After a few years, once you have built sufficient equity in your home, you may be able to request the cancellation of PMI.
Conforming Loans vs Non-Conforming Loans
Conforming loans are conventional loans that adhere to the guidelines set by government-sponsored enterprises (GSEs) like Fannie Mae and Freddie Mac. Your mortgage lender will only “own” your loan for a while. Eventually, they probably sell your mortgage to either Fannie or Freddie, which is why these two entities get to set conforming loan limits. Their guidelines specify loan limits and other requirements that determine if a loan qualifies as a conforming conventional loan. Non-conforming loans, often referred to as jumbo loans, exceed the loan limits established by Fannie and Freddie.
Jumbo loans are non-conforming loans that exceed the loan limits established by the GSEs. These loans are often used for high-value properties. Since they present higher risk to lenders, jumbo loans generally have stricter requirements, including larger down payments and higher credit scores. In 2023, single-family homes that cost more than $726,200 will require a non-conforming jumbo loan. In high-cost areas like New York City or San Francisco, the jumbo loan is set higher, at $1,089,300.

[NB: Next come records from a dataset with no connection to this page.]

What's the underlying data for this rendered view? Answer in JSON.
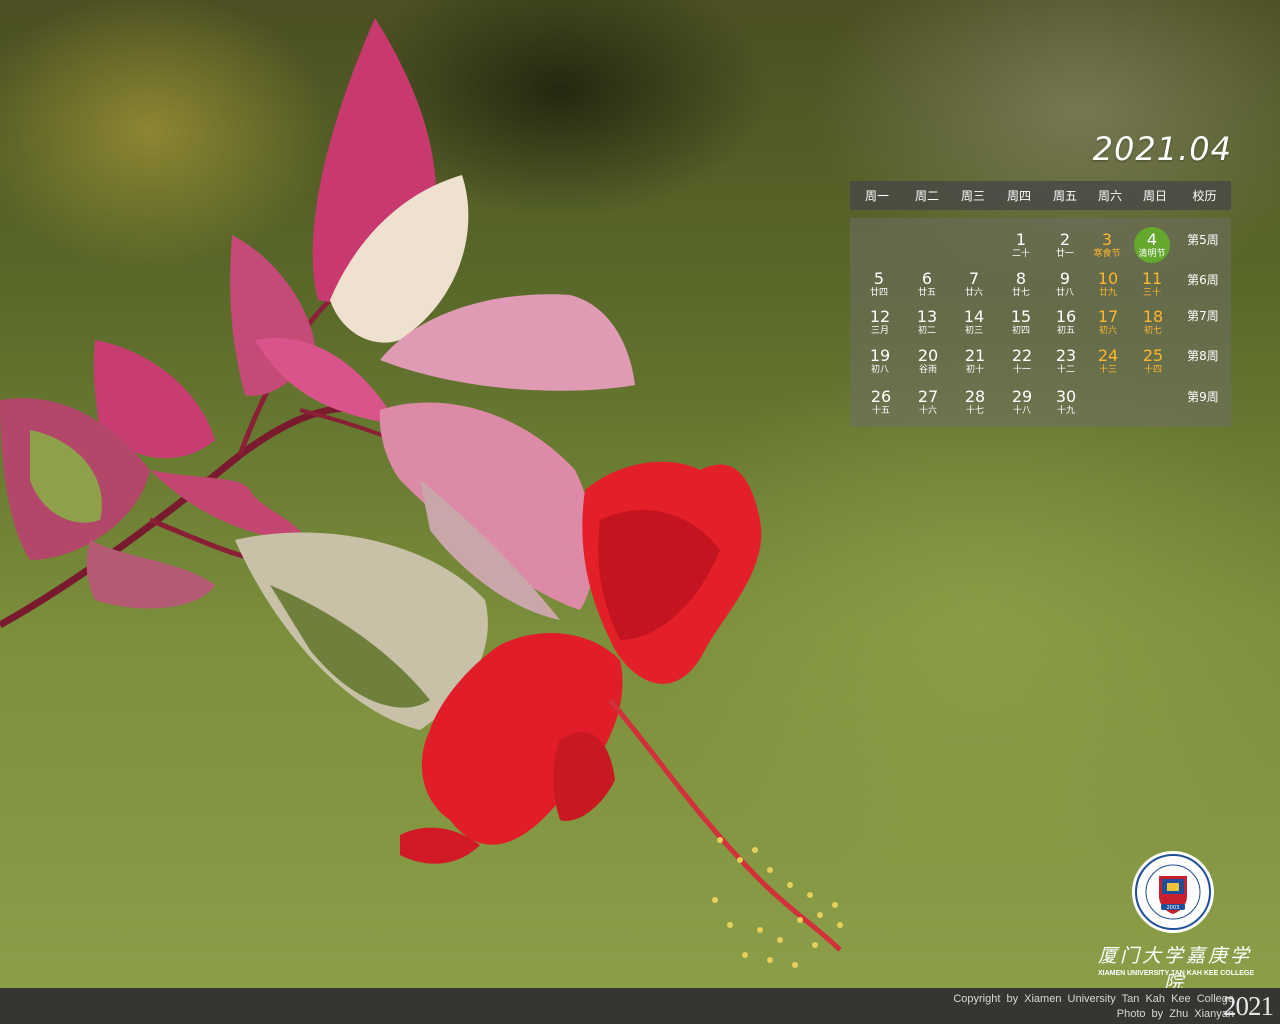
{
  "calendar": {
    "title": "2021.04",
    "headers": [
      "周一",
      "周二",
      "周三",
      "周四",
      "周五",
      "周六",
      "周日",
      "校历"
    ],
    "weeks": [
      "第5周",
      "第6周",
      "第7周",
      "第8周",
      "第9周"
    ],
    "days": [
      {
        "num": "1",
        "lunar": "二十"
      },
      {
        "num": "2",
        "lunar": "廿一"
      },
      {
        "num": "3",
        "lunar": "寒食节"
      },
      {
        "num": "4",
        "lunar": "清明节"
      },
      {
        "num": "5",
        "lunar": "廿四"
      },
      {
        "num": "6",
        "lunar": "廿五"
      },
      {
        "num": "7",
        "lunar": "廿六"
      },
      {
        "num": "8",
        "lunar": "廿七"
      },
      {
        "num": "9",
        "lunar": "廿八"
      },
      {
        "num": "10",
        "lunar": "廿九"
      },
      {
        "num": "11",
        "lunar": "三十"
      },
      {
        "num": "12",
        "lunar": "三月"
      },
      {
        "num": "13",
        "lunar": "初二"
      },
      {
        "num": "14",
        "lunar": "初三"
      },
      {
        "num": "15",
        "lunar": "初四"
      },
      {
        "num": "16",
        "lunar": "初五"
      },
      {
        "num": "17",
        "lunar": "初六"
      },
      {
        "num": "18",
        "lunar": "初七"
      },
      {
        "num": "19",
        "lunar": "初八"
      },
      {
        "num": "20",
        "lunar": "谷雨"
      },
      {
        "num": "21",
        "lunar": "初十"
      },
      {
        "num": "22",
        "lunar": "十一"
      },
      {
        "num": "23",
        "lunar": "十二"
      },
      {
        "num": "24",
        "lunar": "十三"
      },
      {
        "num": "25",
        "lunar": "十四"
      },
      {
        "num": "26",
        "lunar": "十五"
      },
      {
        "num": "27",
        "lunar": "十六"
      },
      {
        "num": "28",
        "lunar": "十七"
      },
      {
        "num": "29",
        "lunar": "十八"
      },
      {
        "num": "30",
        "lunar": "十九"
      }
    ],
    "weekend_color": "#ffb62c",
    "today_color": "#64a92e"
  },
  "branding": {
    "school_name_cn": "厦门大学嘉庚学院",
    "school_name_en": "XIAMEN UNIVERSITY TAN KAH KEE COLLEGE",
    "seal_year": "2003"
  },
  "footer": {
    "copyright": "Copyright by Xiamen University Tan Kah Kee College",
    "photo_credit": "Photo by Zhu Xianyan",
    "year": "2021"
  }
}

The Conventional 97 loan program is designed to assist first-time buyers by requiring a down payment as low as 3%. For those who may not have substantial savings this may be the lowest down payment for conventional loan you can get. There are four of them.

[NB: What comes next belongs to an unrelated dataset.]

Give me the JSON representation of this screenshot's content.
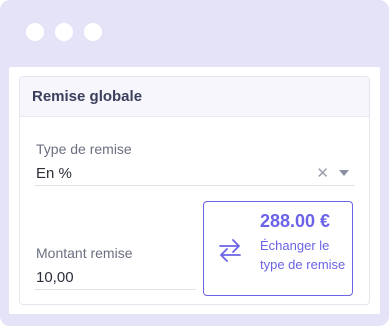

- Fannie Mae HomeReady Loans are for buyers with lower incomes who have a credit score of at least 620 and who complete homebuyer counseling.
- Fannie Mae 97% LTC Standard Loans help first-time homebuyers with credit scores of 620 or higher.
- Freddie Mac Home Possible Loans are available for those with credit scores of 660 or higher, who live in underserved areas, or whose income is below a set limit.
- Freddie Mac Home One Loans are for first-time homebuyers who enroll in and complete homebuyer education. These loans are available for single-unit homes that will be the primary residence for the homebuyer.
Homes for Heroes: Conventional Financing For Community Heroes
Conventional loan programs offer flexibility and a range of options for homebuyers. By working closely with a knowledgeable lender, you can find the right conventional loan and down payment strategy that suits your needs and enables you to achieve your dream of homeownership.
That’s where Homes for Heroes can help. In addition to pairing you with a local real estate specialist, we also have a local mortgage specialists who can help you find exactly the right loan for your needs.
Homes for Heroes mortgage specialists are committed to assisting community heroes; include military service members, veterans, firefighters, EMS professionals, teachers and educators, healthcare professionals, and the law enforcement community; and saving them money at closing by reducing their lender fees. After closing on a new home with our real estate specialist, we will send you a Hero Rewards® check. The average savings received by the heroes we assist is $3,000.
This is our way of saying “thank you for your service.” Let us help you buy your next home, sell your current home, and handle your mortgage needs. It would be an honor to serve you.